Your goal =>
Please return the whole listing. Keep each line exactly the same.

Data for this task =>

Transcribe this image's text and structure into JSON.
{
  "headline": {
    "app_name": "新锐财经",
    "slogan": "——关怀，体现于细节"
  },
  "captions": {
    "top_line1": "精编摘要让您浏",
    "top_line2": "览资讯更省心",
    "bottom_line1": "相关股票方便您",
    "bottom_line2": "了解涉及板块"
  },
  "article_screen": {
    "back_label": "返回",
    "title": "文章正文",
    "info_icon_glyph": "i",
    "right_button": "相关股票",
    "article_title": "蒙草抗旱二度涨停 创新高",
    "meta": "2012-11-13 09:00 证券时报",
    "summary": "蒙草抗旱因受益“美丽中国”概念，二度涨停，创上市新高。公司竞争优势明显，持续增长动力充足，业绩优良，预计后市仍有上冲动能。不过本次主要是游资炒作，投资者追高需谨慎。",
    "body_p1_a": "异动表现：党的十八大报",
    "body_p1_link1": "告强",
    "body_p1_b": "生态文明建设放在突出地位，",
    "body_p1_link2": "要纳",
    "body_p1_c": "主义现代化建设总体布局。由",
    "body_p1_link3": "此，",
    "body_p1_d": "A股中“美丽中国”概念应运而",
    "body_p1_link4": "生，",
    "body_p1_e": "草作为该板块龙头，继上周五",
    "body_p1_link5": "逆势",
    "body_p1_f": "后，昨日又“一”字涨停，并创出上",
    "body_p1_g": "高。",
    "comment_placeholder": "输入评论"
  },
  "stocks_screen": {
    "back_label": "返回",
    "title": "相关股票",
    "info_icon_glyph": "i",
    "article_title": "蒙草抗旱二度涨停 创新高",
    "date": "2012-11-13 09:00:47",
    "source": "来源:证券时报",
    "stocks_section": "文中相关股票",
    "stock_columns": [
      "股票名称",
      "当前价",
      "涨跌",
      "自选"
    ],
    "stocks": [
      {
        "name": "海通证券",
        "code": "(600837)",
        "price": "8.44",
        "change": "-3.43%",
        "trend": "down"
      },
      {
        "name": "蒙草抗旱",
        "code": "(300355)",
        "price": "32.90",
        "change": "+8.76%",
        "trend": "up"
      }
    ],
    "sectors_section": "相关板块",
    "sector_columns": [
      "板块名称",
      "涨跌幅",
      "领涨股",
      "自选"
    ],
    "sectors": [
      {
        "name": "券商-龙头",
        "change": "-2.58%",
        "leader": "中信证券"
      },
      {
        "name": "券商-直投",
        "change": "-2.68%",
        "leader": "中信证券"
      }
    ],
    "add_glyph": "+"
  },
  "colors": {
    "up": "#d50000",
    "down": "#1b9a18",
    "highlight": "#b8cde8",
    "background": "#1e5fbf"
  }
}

Response =>
Transcribe this image's text and structure into JSON.
{
  "headline": {
    "app_name": "新锐财经",
    "slogan": "——关怀，体现于细节"
  },
  "captions": {
    "top_line1": "精编摘要让您浏",
    "top_line2": "览资讯更省心",
    "bottom_line1": "相关股票方便您",
    "bottom_line2": "了解涉及板块"
  },
  "article_screen": {
    "back_label": "返回",
    "title": "文章正文",
    "info_icon_glyph": "i",
    "right_button": "相关股票",
    "article_title": "蒙草抗旱二度涨停 创新高",
    "meta": "2012-11-13 09:00 证券时报",
    "summary": "蒙草抗旱因受益“美丽中国”概念，二度涨停，创上市新高。公司竞争优势明显，持续增长动力充足，业绩优良，预计后市仍有上冲动能。不过本次主要是游资炒作，投资者追高需谨慎。",
    "body_p1_a": "异动表现：党的十八大报",
    "body_p1_link1": "告强",
    "body_p1_b": "生态文明建设放在突出地位，",
    "body_p1_link2": "要纳",
    "body_p1_c": "主义现代化建设总体布局。由",
    "body_p1_link3": "此，",
    "body_p1_d": "A股中“美丽中国”概念应运而",
    "body_p1_link4": "生，",
    "body_p1_e": "草作为该板块龙头，继上周五",
    "body_p1_link5": "逆势",
    "body_p1_f": "后，昨日又“一”字涨停，并创出上",
    "body_p1_g": "高。",
    "comment_placeholder": "输入评论"
  },
  "stocks_screen": {
    "back_label": "返回",
    "title": "相关股票",
    "info_icon_glyph": "i",
    "article_title": "蒙草抗旱二度涨停 创新高",
    "date": "2012-11-13 09:00:47",
    "source": "来源:证券时报",
    "stocks_section": "文中相关股票",
    "stock_columns": [
      "股票名称",
      "当前价",
      "涨跌",
      "自选"
    ],
    "stocks": [
      {
        "name": "海通证券",
        "code": "(600837)",
        "price": "8.44",
        "change": "-3.43%",
        "trend": "down"
      },
      {
        "name": "蒙草抗旱",
        "code": "(300355)",
        "price": "32.90",
        "change": "+8.76%",
        "trend": "up"
      }
    ],
    "sectors_section": "相关板块",
    "sector_columns": [
      "板块名称",
      "涨跌幅",
      "领涨股",
      "自选"
    ],
    "sectors": [
      {
        "name": "券商-龙头",
        "change": "-2.58%",
        "leader": "中信证券"
      },
      {
        "name": "券商-直投",
        "change": "-2.68%",
        "leader": "中信证券"
      }
    ],
    "add_glyph": "+"
  },
  "colors": {
    "up": "#d50000",
    "down": "#1b9a18",
    "highlight": "#b8cde8",
    "background": "#1e5fbf"
  }
}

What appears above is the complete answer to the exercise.